YOUR INSTRUCTIONS :: The expected answer is the full listing, repeated exactly and free of images.

INFORMATION GIVEN ::
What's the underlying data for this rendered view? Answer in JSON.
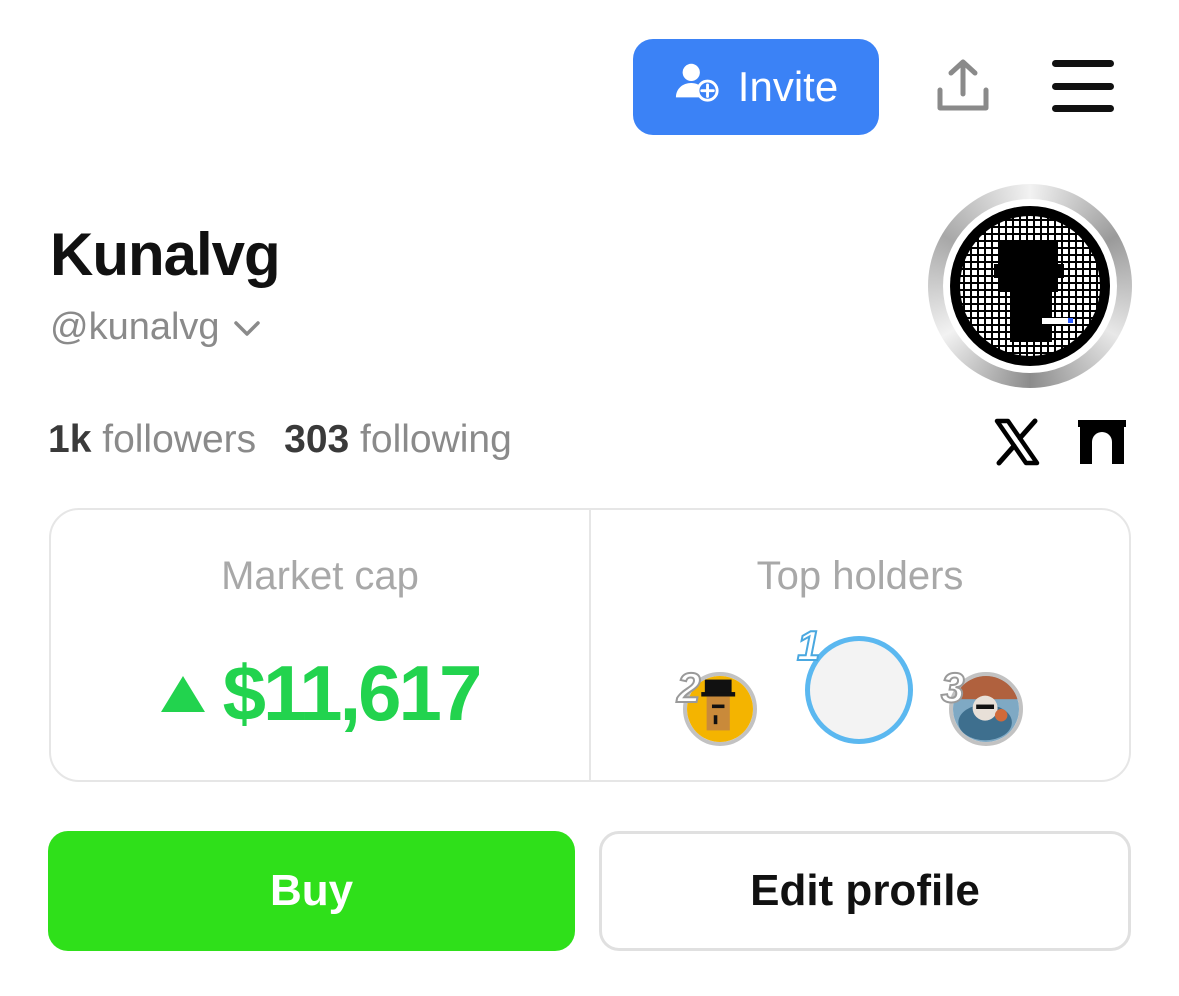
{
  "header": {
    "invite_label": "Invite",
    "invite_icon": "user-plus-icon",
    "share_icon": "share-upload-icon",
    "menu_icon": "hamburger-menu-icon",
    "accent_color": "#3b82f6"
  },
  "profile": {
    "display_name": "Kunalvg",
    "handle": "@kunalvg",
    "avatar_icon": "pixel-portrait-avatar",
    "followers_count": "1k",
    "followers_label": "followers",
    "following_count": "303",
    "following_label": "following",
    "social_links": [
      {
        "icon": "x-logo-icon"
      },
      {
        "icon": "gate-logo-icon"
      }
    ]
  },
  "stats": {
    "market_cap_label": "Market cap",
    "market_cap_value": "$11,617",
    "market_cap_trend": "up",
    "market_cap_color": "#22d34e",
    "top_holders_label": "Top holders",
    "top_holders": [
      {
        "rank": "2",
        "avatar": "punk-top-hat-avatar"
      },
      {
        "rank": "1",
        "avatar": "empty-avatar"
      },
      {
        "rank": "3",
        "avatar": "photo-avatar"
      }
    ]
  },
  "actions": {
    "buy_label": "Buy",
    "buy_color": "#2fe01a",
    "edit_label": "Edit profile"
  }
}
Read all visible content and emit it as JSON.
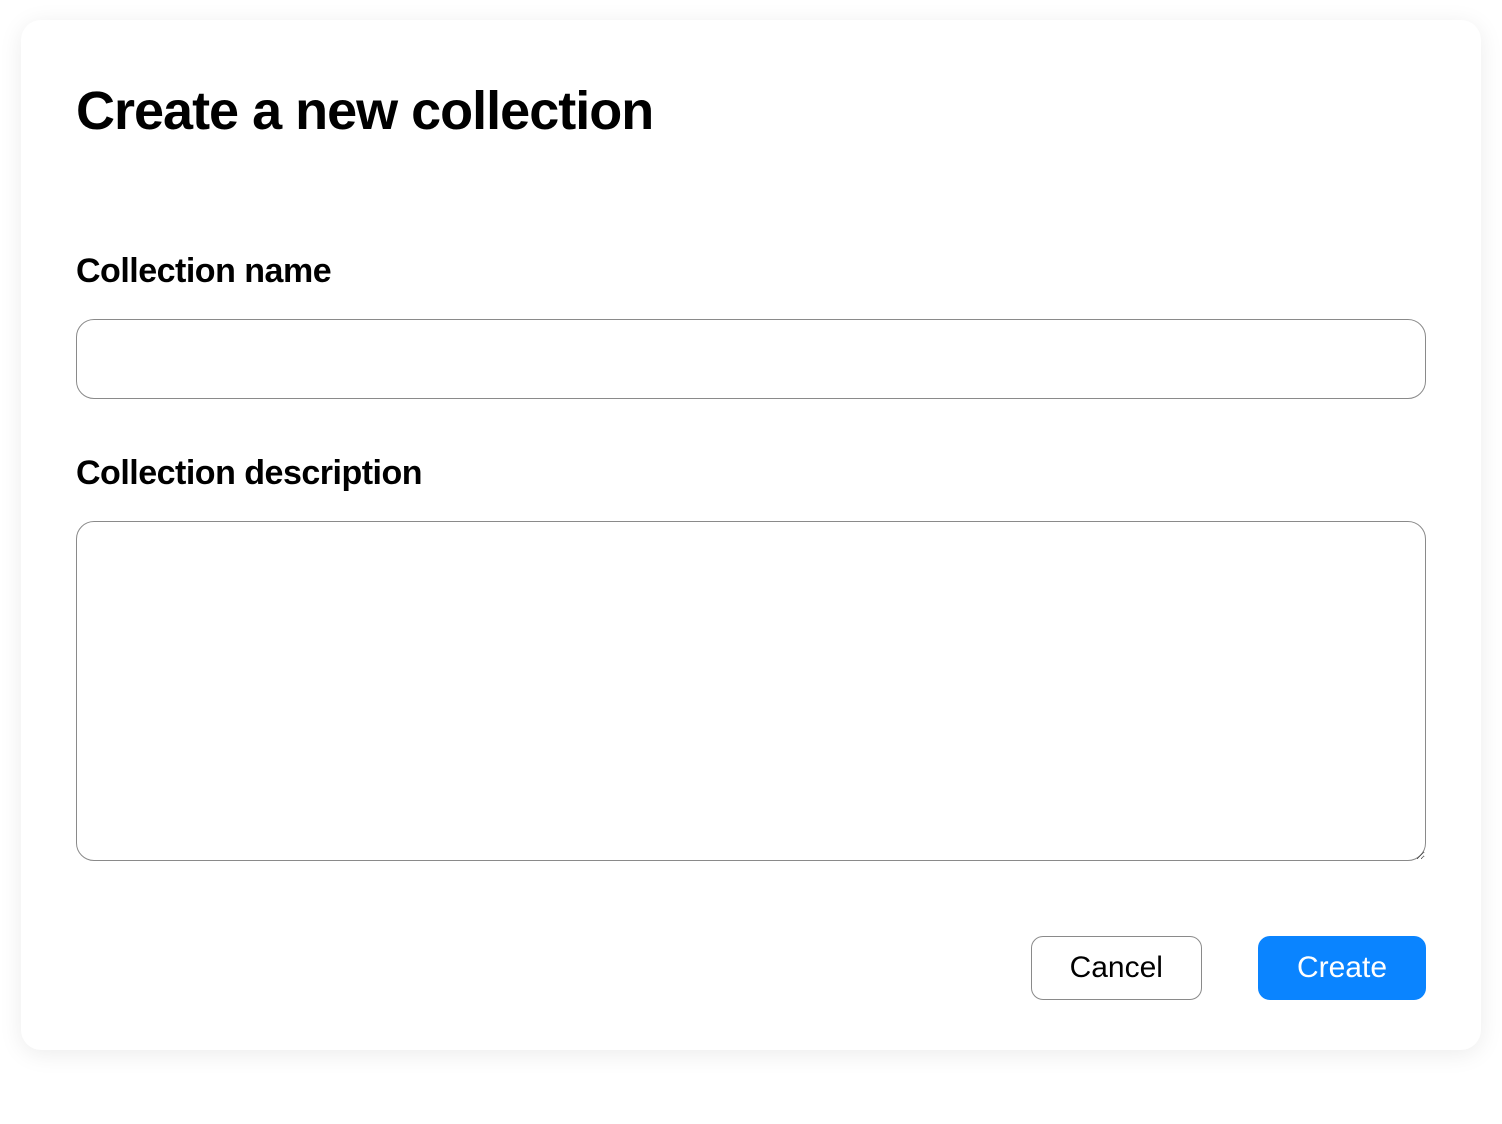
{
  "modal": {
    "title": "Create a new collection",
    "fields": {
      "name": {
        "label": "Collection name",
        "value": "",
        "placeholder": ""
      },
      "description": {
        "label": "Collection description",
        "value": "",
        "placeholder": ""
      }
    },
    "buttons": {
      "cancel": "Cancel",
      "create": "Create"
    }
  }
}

RESPONSE TO THIS TASK ::
What's the underlying data for this rendered view? Answer in JSON.
{
  "header": {
    "invite_label": "Invite",
    "invite_icon": "user-plus-icon",
    "share_icon": "share-upload-icon",
    "menu_icon": "hamburger-menu-icon",
    "accent_color": "#3b82f6"
  },
  "profile": {
    "display_name": "Kunalvg",
    "handle": "@kunalvg",
    "avatar_icon": "pixel-portrait-avatar",
    "followers_count": "1k",
    "followers_label": "followers",
    "following_count": "303",
    "following_label": "following",
    "social_links": [
      {
        "icon": "x-logo-icon"
      },
      {
        "icon": "gate-logo-icon"
      }
    ]
  },
  "stats": {
    "market_cap_label": "Market cap",
    "market_cap_value": "$11,617",
    "market_cap_trend": "up",
    "market_cap_color": "#22d34e",
    "top_holders_label": "Top holders",
    "top_holders": [
      {
        "rank": "2",
        "avatar": "punk-top-hat-avatar"
      },
      {
        "rank": "1",
        "avatar": "empty-avatar"
      },
      {
        "rank": "3",
        "avatar": "photo-avatar"
      }
    ]
  },
  "actions": {
    "buy_label": "Buy",
    "buy_color": "#2fe01a",
    "edit_label": "Edit profile"
  }
}
Read all visible content and emit it as JSON.
{
  "modal": {
    "title": "Create a new collection",
    "fields": {
      "name": {
        "label": "Collection name",
        "value": "",
        "placeholder": ""
      },
      "description": {
        "label": "Collection description",
        "value": "",
        "placeholder": ""
      }
    },
    "buttons": {
      "cancel": "Cancel",
      "create": "Create"
    }
  }
}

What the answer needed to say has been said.